::: Given data

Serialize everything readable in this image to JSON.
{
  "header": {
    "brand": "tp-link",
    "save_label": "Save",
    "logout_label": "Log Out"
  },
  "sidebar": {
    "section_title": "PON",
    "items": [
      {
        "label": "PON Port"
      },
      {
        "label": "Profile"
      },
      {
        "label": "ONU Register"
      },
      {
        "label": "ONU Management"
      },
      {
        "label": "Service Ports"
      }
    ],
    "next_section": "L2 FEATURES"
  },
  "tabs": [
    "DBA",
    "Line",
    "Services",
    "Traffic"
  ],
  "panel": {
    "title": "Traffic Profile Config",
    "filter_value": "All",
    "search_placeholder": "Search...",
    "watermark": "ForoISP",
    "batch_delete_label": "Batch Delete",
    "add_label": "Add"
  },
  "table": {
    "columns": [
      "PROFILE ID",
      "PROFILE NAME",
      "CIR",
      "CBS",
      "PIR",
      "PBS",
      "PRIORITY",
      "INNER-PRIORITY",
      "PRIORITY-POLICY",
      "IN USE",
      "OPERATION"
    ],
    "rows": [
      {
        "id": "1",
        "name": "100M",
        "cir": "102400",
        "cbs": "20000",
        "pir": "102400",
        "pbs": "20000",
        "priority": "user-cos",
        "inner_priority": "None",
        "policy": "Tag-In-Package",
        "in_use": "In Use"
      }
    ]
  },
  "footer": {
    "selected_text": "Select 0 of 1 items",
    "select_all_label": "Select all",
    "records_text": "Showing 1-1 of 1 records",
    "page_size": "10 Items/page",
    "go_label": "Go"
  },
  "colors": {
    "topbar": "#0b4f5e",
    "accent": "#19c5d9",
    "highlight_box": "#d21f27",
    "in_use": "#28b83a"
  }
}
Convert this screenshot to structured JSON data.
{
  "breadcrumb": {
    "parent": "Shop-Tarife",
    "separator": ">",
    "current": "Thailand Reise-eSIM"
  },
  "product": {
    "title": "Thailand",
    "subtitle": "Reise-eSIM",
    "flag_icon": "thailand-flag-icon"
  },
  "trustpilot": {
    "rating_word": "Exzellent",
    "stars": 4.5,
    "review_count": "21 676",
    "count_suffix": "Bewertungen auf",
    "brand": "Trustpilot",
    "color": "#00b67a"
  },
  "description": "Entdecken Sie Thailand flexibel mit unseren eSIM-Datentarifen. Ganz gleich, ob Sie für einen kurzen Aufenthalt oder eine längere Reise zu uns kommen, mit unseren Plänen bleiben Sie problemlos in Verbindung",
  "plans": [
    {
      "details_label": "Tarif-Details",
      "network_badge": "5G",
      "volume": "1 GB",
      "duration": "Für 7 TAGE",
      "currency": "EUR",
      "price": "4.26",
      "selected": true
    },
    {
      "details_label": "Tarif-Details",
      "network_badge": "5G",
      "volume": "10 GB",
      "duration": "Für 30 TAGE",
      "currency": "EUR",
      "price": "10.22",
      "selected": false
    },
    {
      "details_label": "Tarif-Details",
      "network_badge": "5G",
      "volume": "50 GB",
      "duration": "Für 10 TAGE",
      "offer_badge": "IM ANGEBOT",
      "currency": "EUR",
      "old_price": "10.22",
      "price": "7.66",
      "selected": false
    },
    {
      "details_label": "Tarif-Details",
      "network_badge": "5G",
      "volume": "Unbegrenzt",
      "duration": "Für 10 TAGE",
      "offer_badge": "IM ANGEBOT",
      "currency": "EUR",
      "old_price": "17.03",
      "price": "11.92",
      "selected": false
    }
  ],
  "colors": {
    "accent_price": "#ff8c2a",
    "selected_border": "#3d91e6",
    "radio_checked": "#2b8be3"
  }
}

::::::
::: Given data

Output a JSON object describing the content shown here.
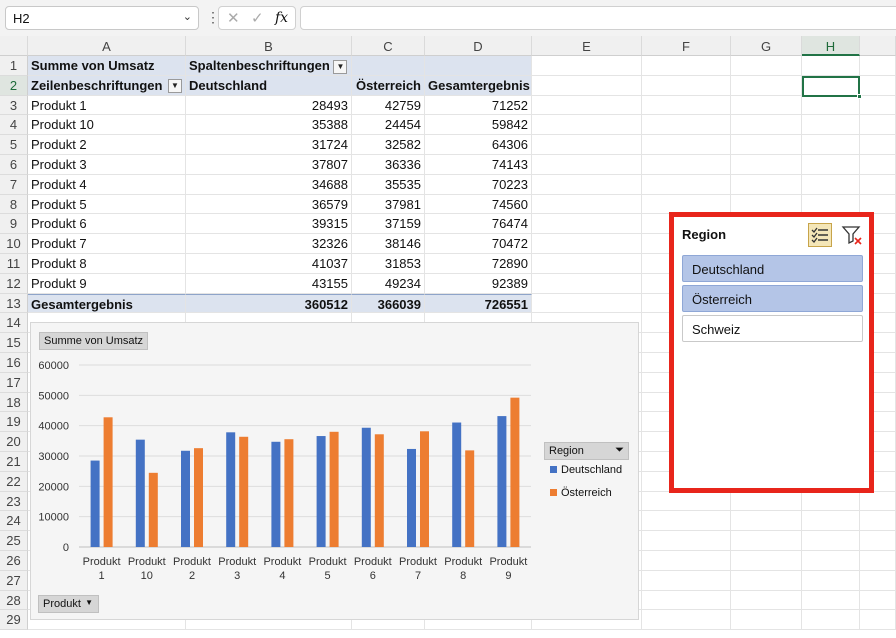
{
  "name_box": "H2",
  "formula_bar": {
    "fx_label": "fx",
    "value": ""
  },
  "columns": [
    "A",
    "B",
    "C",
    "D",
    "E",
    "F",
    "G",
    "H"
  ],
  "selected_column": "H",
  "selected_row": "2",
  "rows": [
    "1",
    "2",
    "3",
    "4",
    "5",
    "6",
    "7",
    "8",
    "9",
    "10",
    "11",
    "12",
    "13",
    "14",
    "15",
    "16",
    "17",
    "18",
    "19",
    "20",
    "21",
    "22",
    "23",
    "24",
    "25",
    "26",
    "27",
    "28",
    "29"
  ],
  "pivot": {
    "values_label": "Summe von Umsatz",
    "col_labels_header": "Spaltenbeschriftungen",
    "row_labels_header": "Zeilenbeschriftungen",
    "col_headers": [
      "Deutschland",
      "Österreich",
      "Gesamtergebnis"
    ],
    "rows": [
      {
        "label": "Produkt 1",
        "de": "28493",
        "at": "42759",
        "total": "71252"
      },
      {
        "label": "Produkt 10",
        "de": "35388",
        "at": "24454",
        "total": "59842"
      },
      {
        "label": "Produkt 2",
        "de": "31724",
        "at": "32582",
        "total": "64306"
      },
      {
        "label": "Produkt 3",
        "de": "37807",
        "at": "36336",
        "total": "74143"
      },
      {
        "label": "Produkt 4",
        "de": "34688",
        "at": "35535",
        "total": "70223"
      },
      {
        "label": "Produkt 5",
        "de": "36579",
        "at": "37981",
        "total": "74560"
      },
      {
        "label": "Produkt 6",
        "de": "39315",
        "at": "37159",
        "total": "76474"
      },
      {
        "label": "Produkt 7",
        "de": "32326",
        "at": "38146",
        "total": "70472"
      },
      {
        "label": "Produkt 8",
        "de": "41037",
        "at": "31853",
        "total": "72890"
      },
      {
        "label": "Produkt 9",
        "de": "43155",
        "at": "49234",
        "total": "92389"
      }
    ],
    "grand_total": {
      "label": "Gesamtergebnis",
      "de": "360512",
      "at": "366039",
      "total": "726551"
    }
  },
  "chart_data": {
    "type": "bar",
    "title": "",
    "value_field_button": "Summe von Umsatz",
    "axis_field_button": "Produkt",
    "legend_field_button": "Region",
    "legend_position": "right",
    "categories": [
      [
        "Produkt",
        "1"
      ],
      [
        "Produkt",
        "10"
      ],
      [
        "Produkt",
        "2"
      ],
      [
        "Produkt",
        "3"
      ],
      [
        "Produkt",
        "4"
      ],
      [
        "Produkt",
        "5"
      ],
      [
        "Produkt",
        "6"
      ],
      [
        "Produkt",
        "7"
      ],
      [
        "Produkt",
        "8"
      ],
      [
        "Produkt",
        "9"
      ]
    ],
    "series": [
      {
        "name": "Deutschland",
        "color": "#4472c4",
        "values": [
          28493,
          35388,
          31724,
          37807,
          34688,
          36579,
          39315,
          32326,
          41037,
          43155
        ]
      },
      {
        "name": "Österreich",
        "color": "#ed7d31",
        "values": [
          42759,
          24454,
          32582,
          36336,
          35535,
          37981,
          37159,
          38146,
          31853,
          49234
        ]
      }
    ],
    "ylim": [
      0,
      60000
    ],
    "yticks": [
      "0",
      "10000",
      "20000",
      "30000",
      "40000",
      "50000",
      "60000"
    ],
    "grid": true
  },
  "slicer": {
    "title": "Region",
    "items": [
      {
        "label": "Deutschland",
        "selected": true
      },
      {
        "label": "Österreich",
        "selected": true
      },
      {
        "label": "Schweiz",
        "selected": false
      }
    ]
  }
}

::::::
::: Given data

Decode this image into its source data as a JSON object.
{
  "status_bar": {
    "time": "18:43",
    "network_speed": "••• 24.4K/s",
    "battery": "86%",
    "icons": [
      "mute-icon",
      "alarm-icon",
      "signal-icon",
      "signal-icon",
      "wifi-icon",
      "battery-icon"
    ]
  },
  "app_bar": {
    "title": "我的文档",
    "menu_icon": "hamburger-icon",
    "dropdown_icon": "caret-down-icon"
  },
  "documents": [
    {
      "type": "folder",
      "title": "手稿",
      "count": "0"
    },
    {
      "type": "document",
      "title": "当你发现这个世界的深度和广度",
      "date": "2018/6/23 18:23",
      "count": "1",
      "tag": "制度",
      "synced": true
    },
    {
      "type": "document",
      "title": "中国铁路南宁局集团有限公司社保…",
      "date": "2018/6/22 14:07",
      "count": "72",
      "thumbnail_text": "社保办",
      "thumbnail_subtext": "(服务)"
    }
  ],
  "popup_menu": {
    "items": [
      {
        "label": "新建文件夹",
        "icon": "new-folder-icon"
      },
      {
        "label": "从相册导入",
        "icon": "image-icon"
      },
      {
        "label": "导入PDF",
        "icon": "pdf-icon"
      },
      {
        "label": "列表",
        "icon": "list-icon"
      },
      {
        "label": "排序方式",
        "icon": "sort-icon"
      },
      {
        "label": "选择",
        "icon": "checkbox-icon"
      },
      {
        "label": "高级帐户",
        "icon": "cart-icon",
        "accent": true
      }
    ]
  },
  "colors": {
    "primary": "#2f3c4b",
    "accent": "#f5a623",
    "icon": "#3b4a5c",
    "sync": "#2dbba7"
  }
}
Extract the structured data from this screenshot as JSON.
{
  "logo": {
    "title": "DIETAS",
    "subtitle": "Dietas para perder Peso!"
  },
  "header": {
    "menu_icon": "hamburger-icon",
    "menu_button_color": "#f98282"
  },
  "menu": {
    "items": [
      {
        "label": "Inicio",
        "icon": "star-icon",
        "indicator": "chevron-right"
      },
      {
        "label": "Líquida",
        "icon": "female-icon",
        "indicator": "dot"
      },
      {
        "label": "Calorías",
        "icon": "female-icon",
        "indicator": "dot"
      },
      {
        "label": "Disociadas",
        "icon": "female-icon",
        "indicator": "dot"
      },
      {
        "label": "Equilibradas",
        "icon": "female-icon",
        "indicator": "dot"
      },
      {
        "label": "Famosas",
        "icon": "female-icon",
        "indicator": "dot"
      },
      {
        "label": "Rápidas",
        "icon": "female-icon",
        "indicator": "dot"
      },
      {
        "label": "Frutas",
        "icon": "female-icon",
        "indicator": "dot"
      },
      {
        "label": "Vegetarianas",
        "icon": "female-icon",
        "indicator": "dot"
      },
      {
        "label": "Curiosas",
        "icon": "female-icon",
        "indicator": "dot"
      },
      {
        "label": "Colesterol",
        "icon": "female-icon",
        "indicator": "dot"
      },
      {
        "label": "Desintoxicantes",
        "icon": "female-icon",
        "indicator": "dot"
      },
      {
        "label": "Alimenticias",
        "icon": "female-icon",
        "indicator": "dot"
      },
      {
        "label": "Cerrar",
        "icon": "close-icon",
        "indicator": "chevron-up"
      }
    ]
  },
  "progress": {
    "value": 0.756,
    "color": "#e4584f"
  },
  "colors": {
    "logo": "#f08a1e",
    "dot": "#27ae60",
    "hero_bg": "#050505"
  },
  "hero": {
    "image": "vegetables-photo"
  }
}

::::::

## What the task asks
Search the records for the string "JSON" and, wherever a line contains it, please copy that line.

## Output for this task
Serialize everything readable in this image to JSON.
Convert this screenshot to structured JSON data.
Output a JSON object describing the content shown here.
Decode this image into its source data as a JSON object.
Extract the structured data from this screenshot as JSON.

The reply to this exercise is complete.